Country Reports on Terrorism 2010 - Singapore
|Publisher||United States Department of State|
|Publication Date||18 August 2011|
|Cite as||United States Department of State, Country Reports on Terrorism 2010 - Singapore, 18 August 2011, available at: http://www.refworld.org/docid/4e5248162.html [accessed 24 October 2016]|
|Disclaimer||This is not a UNHCR publication. UNHCR is not responsible for, nor does it necessarily endorse, its content. Any views expressed are solely those of the author or publisher and do not necessarily reflect those of UNHCR, the United Nations or its Member States.|
Overview: Singapore continued its strong bilateral and multilateral counterterrorism intelligence and law enforcement cooperation. As of December, Singapore held in detention 15 persons with links to terrorist groups. Detainees included members of Jemaah Islamiya (JI) who had plotted to carry out attacks in Singapore in the past and members of the Moro Islamic Liberation Front (MILF). Singapore released 48 persons on Restriction Orders (RO) and two on Suspension Direction (SD); detainees released on ROs and SDs were monitored by the Singapore authorities and required to report to authorities on a regular basis. Among those subjected to religious rehabilitation, there are no reported cases of recidivism to date.
Law Enforcement and Prosecutions: Singapore used its Internal Security Act (ISA) to arrest and detain suspected terrorists without trial. The ISA authorizes the minister for home affairs, with the consent of the president, to order detention without filing charges if it is determined that a person poses a threat to national security. The initial detention may be for up to two years, and the minister for home affairs may renew the detention for an unlimited number of additional periods of up to two years at a time with the president's consent.
In August, Singapore passed the Hostage Taking Act 2010, which gives effect to the International Convention against the Taking of Hostages.
Singapore's law enforcement actions included:
In January, Singapore detained JI and MILF member Mohammed Azmi Ali for terrorist activities and placed him in detention under Singapore's Internal Security Act (ISA). Azmi had originally fled Singapore in 2001 following the government's crackdown on JI.
In February, Singapore released self-radicalized detainee Abdul Basheer Abdul Kader under SD. The government had originally detained Basheer in April 2007 after he had made plans to go to Afghanistan to engage in militant activities.

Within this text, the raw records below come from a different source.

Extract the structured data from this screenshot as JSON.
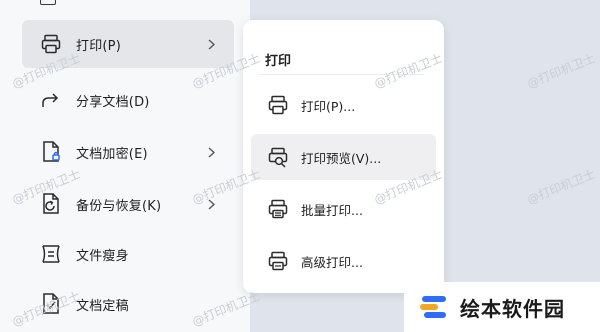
{
  "main_menu": {
    "items": [
      {
        "label": "打印(P)",
        "icon": "printer-icon",
        "has_submenu": true,
        "hovered": true
      },
      {
        "label": "分享文档(D)",
        "icon": "share-icon",
        "has_submenu": false
      },
      {
        "label": "文档加密(E)",
        "icon": "document-lock-icon",
        "has_submenu": true
      },
      {
        "label": "备份与恢复(K)",
        "icon": "backup-restore-icon",
        "has_submenu": true
      },
      {
        "label": "文件瘦身",
        "icon": "file-slim-icon",
        "has_submenu": false
      },
      {
        "label": "文档定稿",
        "icon": "document-finalize-icon",
        "has_submenu": false
      }
    ]
  },
  "print_submenu": {
    "title": "打印",
    "items": [
      {
        "label": "打印(P)...",
        "icon": "printer-icon"
      },
      {
        "label": "打印预览(V)...",
        "icon": "print-preview-icon",
        "hovered": true
      },
      {
        "label": "批量打印...",
        "icon": "batch-print-icon"
      },
      {
        "label": "高级打印...",
        "icon": "advanced-print-icon"
      }
    ]
  },
  "watermark": "@打印机卫士",
  "logo": {
    "text": "绘本软件园",
    "colors": [
      "#2f6df6",
      "#f5a623"
    ]
  }
}
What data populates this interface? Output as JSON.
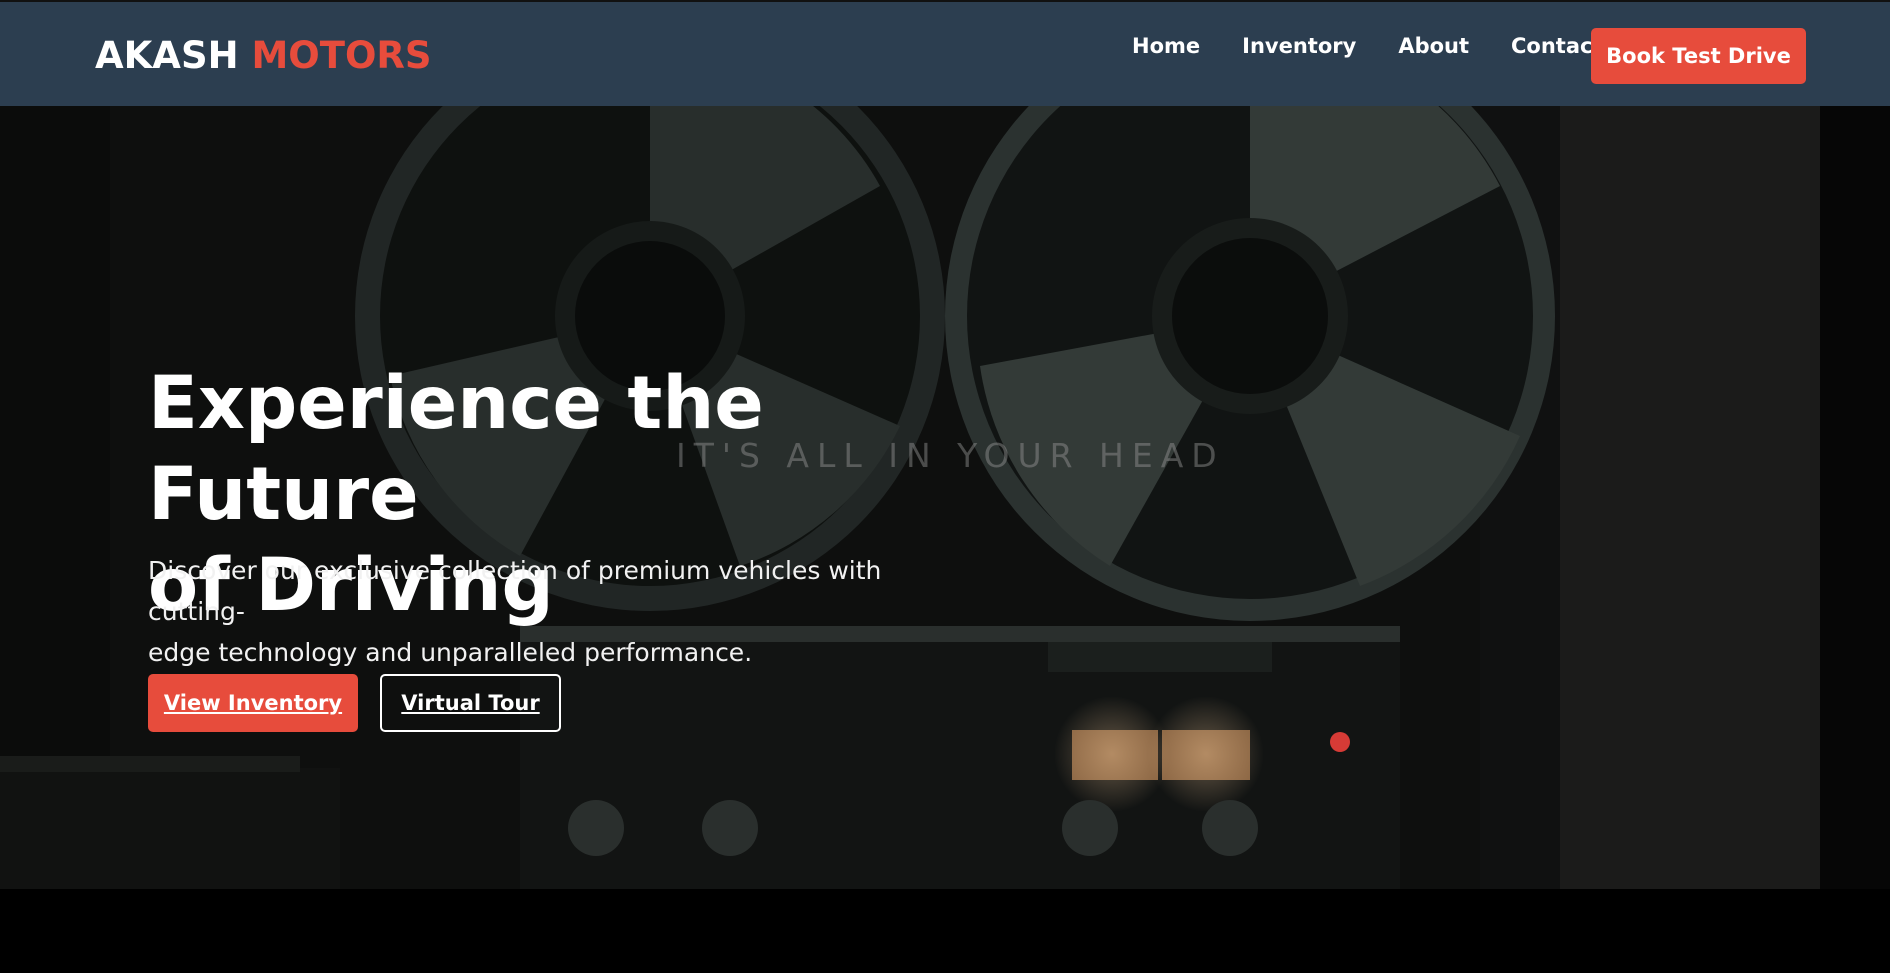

In July, Singapore placed Muhammad Anwar Jailani and Muhammad Thahir Shaik Dawood directly on to RO. Both Jailani and Thahir had links to Anwar al-Aulaqi. According to press reports, Thahir had gone to Yemen to seek out al-Aulaqi to engage in militant activities outside of Singapore. He also enrolled in an educational institution run by an associate of Usama bin Ladin.
Also in July, Singapore announced the detention of soldier Muhammad Fadil Abdul Hamid under Singapore's Internal Security Act. The government announced that Fadil had become self-radicalized and had made contact with al-Qa'ida in the Arabian Peninsula operative Anwar al-Aulaqi, who encouraged him to go to Afghanistan to engage in militant activities. Authorities arrested Fadil before he could depart Singapore.
Countering Terrorist Finance: Singapore cooperated with the United States to identify and freeze terrorist assets. The opening of Singapore's two casinos in 2010 increased concerns about the potential for illicit flows to pass through Singapore. Singapore has implemented legal and regulatory changes involving cash transactions at casinos to better align itself with the international standards for anti-money laundering/counterterrorist financing regimes.
Regional and International Cooperation: In June, the Republic of Singapore Navy participated in the annual Southeast Asia Cooperation Against Terrorism exercise. In November, the Singapore Armed Forces participated in Cooperation 2010, a nine-day joint counterterrorism training exercise with a personnel contingent from China's People's Liberation Army.
Countering Radicalization and Extremism: Singapore maintained a de-radicalization program that focused on countering detainees' extremist ideology. Detainees are required to undergo a program of religious counseling with a group of volunteer religious counselors. Singapore enlists the support of religious teachers and scholars to study JI's ideology to develop teachings to counter the group within Singapore's Muslim community and provide counseling to detainees. Religious counseling for detainees continued after release from detention. Among those individuals released from detention, there were no reported cases of recidivism.